== REQUIRED ACTION ==
Could you show all lines in the entries below that contain the string "EURUSD"?

[Element data from apps and pages]
###

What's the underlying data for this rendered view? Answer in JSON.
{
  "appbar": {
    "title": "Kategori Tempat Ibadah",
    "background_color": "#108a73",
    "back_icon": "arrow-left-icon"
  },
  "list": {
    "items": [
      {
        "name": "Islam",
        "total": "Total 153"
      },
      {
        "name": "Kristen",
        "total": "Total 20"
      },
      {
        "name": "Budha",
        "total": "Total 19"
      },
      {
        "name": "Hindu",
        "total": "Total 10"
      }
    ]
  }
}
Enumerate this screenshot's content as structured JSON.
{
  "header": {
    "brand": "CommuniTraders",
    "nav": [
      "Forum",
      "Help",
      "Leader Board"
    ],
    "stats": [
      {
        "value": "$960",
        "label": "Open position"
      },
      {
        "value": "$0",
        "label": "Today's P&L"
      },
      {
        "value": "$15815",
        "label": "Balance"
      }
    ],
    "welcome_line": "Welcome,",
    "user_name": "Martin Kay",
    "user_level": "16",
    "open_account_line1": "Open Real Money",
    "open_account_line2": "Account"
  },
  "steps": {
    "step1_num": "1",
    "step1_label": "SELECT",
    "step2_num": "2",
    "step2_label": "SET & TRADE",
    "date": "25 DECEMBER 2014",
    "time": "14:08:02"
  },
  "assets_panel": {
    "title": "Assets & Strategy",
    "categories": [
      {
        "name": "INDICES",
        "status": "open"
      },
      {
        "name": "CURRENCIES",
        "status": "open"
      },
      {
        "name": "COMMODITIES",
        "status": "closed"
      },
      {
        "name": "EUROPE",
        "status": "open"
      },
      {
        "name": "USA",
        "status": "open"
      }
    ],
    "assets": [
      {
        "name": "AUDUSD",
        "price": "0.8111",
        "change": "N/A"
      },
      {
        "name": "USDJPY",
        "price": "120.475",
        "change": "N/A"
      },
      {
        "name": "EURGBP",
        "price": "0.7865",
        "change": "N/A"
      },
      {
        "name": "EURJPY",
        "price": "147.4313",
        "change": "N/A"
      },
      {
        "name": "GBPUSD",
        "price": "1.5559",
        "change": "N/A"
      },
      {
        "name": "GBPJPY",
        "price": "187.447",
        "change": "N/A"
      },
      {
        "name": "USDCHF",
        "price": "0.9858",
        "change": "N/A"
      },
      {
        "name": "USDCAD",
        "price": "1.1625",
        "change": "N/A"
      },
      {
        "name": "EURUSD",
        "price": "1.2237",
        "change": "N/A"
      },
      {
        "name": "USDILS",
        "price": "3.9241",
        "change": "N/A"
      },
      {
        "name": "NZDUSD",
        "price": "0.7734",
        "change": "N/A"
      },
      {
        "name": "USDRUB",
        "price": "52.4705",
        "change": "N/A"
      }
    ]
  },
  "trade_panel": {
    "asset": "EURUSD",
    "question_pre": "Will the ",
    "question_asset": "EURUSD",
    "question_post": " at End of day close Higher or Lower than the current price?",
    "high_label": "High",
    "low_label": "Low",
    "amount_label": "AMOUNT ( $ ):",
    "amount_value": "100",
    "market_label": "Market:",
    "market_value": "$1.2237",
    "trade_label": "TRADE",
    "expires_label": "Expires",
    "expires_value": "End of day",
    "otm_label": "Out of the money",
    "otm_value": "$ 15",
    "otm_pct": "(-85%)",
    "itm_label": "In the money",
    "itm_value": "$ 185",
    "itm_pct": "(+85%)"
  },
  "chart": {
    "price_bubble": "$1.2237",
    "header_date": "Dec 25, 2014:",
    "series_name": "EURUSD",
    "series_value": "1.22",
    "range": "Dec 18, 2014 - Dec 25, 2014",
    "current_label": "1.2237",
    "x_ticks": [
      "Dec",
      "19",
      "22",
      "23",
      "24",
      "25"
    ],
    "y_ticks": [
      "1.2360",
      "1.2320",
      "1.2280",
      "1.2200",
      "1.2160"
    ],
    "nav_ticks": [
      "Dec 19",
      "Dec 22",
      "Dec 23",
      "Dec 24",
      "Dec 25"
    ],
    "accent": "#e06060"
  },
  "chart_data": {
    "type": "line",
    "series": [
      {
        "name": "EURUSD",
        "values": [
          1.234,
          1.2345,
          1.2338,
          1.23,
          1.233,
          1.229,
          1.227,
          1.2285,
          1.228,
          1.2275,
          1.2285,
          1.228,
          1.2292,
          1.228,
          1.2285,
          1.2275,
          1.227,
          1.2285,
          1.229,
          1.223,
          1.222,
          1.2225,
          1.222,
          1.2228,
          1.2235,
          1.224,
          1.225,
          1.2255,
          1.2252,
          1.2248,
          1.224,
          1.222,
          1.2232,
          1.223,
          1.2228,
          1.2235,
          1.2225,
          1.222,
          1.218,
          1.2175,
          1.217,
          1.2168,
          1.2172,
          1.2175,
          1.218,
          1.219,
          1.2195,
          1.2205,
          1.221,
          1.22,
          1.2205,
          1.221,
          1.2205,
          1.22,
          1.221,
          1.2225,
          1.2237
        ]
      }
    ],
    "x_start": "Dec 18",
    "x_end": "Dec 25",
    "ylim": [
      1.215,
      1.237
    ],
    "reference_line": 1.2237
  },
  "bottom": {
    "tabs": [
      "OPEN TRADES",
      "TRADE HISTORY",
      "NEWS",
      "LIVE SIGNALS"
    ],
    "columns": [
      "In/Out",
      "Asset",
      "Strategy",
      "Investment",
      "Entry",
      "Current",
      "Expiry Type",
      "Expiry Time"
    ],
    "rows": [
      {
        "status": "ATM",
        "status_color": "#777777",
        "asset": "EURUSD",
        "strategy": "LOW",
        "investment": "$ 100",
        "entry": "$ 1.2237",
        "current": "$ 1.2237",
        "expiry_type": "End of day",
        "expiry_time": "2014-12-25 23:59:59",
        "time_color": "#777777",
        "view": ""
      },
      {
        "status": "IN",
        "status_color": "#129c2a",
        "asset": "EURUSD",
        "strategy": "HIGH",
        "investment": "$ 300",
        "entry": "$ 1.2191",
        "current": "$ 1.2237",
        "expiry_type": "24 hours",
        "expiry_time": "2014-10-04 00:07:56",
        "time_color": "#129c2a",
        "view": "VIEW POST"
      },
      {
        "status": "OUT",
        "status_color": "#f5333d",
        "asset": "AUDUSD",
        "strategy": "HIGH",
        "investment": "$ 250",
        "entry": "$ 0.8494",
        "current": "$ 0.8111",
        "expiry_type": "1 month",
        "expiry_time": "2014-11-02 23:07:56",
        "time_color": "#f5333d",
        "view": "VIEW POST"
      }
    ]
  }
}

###

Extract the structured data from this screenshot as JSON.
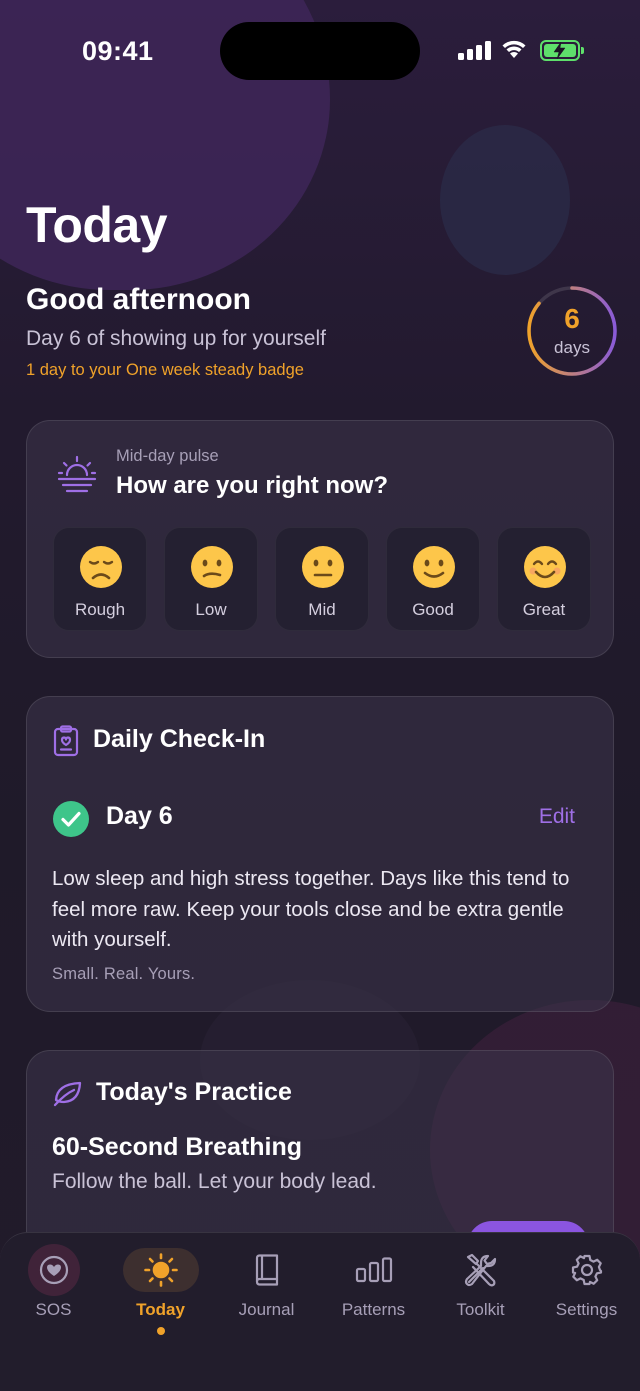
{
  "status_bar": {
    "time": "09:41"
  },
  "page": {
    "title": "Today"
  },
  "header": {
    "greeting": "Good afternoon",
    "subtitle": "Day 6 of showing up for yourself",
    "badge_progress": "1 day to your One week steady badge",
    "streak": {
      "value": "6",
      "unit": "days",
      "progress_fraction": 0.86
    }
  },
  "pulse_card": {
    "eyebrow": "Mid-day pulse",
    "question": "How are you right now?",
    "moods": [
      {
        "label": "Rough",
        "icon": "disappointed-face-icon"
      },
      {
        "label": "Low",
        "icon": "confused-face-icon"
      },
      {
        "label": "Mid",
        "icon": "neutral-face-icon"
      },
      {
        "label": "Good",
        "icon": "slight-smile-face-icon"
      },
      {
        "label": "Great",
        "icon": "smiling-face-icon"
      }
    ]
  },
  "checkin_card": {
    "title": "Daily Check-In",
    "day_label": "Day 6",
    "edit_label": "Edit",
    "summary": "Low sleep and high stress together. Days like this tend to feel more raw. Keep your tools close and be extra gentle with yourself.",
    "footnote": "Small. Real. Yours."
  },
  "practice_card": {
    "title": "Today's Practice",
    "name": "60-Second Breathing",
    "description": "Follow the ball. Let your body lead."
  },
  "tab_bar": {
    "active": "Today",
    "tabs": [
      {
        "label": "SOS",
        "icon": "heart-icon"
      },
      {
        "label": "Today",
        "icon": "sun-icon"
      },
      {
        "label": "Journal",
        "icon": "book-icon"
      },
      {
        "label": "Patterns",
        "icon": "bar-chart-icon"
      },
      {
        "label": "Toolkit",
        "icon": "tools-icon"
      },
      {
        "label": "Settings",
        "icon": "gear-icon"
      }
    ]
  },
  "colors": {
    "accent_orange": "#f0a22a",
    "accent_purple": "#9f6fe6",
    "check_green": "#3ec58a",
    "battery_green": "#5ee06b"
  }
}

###

== FINISHED EXERCISE ==
        "name": "EURUSD",
    "asset": "EURUSD",
    "question_asset": "EURUSD",
    "series_name": "EURUSD",
        "name": "EURUSD",
        "asset": "EURUSD",
        "asset": "EURUSD",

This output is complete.